In an advisory, Microsoft says the vulnerability “exists in the way that Internet Explorer [accesses] an object in memory that has been deleted or has not been properly allocated.”
That, in turn, opens the door to memory corruption and remote code execution in the current user context.
According to this blog post by Eric Roman: “A use-after-free condition occurs when a CGenericElement object is freed, but a reference is kept on the document and used again during rendering, an invalid memory that’s controllable is used, and allows arbitrary code execution under the context of the user.”
That post also notes that an exploit has been seen in the wild. Last week, security companies AlienVault and Invincea reported that a site on a sub-domain of the US Department of Labor was serving malware, and Roman’s blog post states that it was serving up an attack on the CVE-2013-1347 vulnerability.
According to Invincea, the Department of Labor exploit was installing the Poison Ivy backdoor Trojan.
The venerable version might be using a walking frame to get around, but according to W3counter.com it’s still the second-most popular attack vector version of IE in the wild.

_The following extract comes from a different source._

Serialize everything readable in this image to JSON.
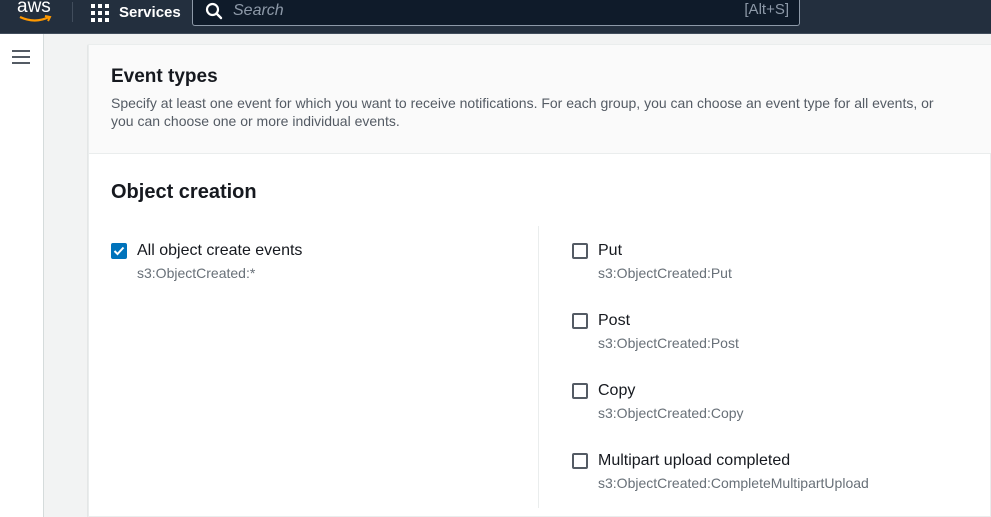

Microsoft is considering whether to issue an out-of-cycle patch for the vulnerability.
Cross-posted from TheRegister.co.uk